### INSTRUCTIONS TO FOLLOW
The full listing below is to be written out exactly.

### AVAILABLE RECORDS
»»

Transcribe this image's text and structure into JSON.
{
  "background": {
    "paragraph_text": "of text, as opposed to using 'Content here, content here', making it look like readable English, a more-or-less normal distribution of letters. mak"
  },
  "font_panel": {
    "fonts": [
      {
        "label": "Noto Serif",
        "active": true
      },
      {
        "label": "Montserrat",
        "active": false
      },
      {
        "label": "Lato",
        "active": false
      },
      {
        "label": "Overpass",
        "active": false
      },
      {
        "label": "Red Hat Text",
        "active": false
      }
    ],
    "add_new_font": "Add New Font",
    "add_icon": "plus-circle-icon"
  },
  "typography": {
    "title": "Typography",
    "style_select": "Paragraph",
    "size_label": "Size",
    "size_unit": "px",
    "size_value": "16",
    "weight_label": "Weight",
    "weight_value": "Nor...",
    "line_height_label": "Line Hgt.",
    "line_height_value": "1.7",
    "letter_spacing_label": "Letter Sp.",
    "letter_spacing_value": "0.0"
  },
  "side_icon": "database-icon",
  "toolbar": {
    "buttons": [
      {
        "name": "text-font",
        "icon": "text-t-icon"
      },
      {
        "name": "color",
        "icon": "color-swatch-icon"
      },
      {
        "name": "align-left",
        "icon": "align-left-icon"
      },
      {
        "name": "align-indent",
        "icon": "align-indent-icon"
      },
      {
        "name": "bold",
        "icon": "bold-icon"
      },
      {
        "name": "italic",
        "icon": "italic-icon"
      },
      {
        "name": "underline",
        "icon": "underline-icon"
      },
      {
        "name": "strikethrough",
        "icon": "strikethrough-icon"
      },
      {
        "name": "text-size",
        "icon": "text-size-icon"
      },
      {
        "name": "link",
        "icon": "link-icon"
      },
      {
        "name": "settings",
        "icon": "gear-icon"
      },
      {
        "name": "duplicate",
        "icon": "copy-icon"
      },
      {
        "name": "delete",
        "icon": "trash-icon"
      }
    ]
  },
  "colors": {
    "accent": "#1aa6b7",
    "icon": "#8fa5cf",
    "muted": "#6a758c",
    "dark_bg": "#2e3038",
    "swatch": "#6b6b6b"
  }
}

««

### RESPONSE BOX
Transcribe this image's text and structure into JSON.
{
  "background": {
    "paragraph_text": "of text, as opposed to using 'Content here, content here', making it look like readable English, a more-or-less normal distribution of letters. mak"
  },
  "font_panel": {
    "fonts": [
      {
        "label": "Noto Serif",
        "active": true
      },
      {
        "label": "Montserrat",
        "active": false
      },
      {
        "label": "Lato",
        "active": false
      },
      {
        "label": "Overpass",
        "active": false
      },
      {
        "label": "Red Hat Text",
        "active": false
      }
    ],
    "add_new_font": "Add New Font",
    "add_icon": "plus-circle-icon"
  },
  "typography": {
    "title": "Typography",
    "style_select": "Paragraph",
    "size_label": "Size",
    "size_unit": "px",
    "size_value": "16",
    "weight_label": "Weight",
    "weight_value": "Nor...",
    "line_height_label": "Line Hgt.",
    "line_height_value": "1.7",
    "letter_spacing_label": "Letter Sp.",
    "letter_spacing_value": "0.0"
  },
  "side_icon": "database-icon",
  "toolbar": {
    "buttons": [
      {
        "name": "text-font",
        "icon": "text-t-icon"
      },
      {
        "name": "color",
        "icon": "color-swatch-icon"
      },
      {
        "name": "align-left",
        "icon": "align-left-icon"
      },
      {
        "name": "align-indent",
        "icon": "align-indent-icon"
      },
      {
        "name": "bold",
        "icon": "bold-icon"
      },
      {
        "name": "italic",
        "icon": "italic-icon"
      },
      {
        "name": "underline",
        "icon": "underline-icon"
      },
      {
        "name": "strikethrough",
        "icon": "strikethrough-icon"
      },
      {
        "name": "text-size",
        "icon": "text-size-icon"
      },
      {
        "name": "link",
        "icon": "link-icon"
      },
      {
        "name": "settings",
        "icon": "gear-icon"
      },
      {
        "name": "duplicate",
        "icon": "copy-icon"
      },
      {
        "name": "delete",
        "icon": "trash-icon"
      }
    ]
  },
  "colors": {
    "accent": "#1aa6b7",
    "icon": "#8fa5cf",
    "muted": "#6a758c",
    "dark_bg": "#2e3038",
    "swatch": "#6b6b6b"
  }
}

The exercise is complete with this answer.